<<<<

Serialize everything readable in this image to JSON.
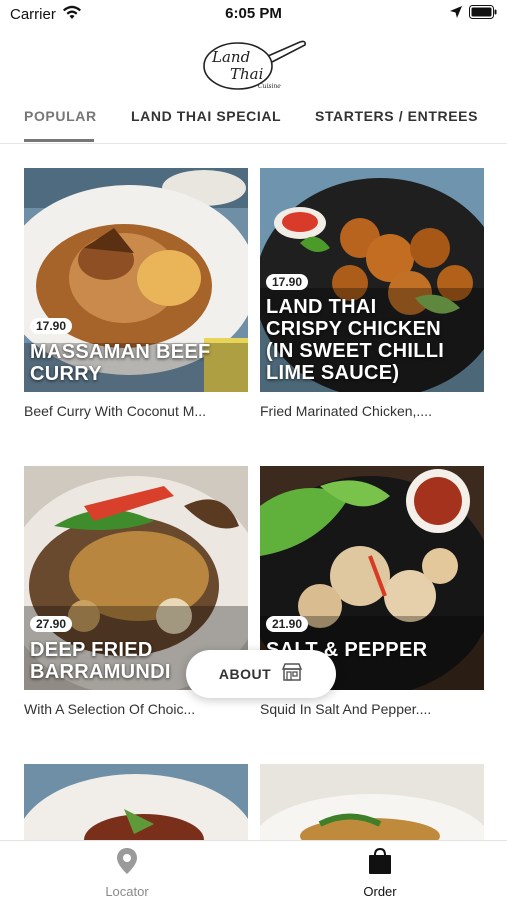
{
  "status": {
    "carrier": "Carrier",
    "time": "6:05 PM"
  },
  "logo": {
    "line1": "Land",
    "line2": "Thai",
    "line3": "Cuisine"
  },
  "tabs": [
    {
      "label": "POPULAR",
      "active": true
    },
    {
      "label": "LAND THAI SPECIAL",
      "active": false
    },
    {
      "label": "STARTERS / ENTREES",
      "active": false
    }
  ],
  "items": [
    {
      "price": "17.90",
      "title_lines": [
        "MASSAMAN BEEF",
        "CURRY"
      ],
      "description": "Beef Curry With Coconut M..."
    },
    {
      "price": "17.90",
      "title_lines": [
        "LAND THAI",
        "CRISPY CHICKEN",
        "(IN SWEET CHILLI",
        "LIME SAUCE)"
      ],
      "description": "Fried Marinated Chicken,...."
    },
    {
      "price": "27.90",
      "title_lines": [
        "DEEP FRIED",
        "BARRAMUNDI"
      ],
      "description": "With A Selection Of Choic..."
    },
    {
      "price": "21.90",
      "title_lines": [
        "SALT & PEPPER"
      ],
      "description": "Squid In Salt And Pepper...."
    }
  ],
  "about": {
    "label": "ABOUT"
  },
  "bottom_nav": [
    {
      "label": "Locator",
      "icon": "location-pin-icon",
      "active": false
    },
    {
      "label": "Order",
      "icon": "shopping-bag-icon",
      "active": true
    }
  ],
  "colors": {
    "text": "#222222",
    "muted": "#8a8a8a",
    "tab_active": "#777777"
  }
}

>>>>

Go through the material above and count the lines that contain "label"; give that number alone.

6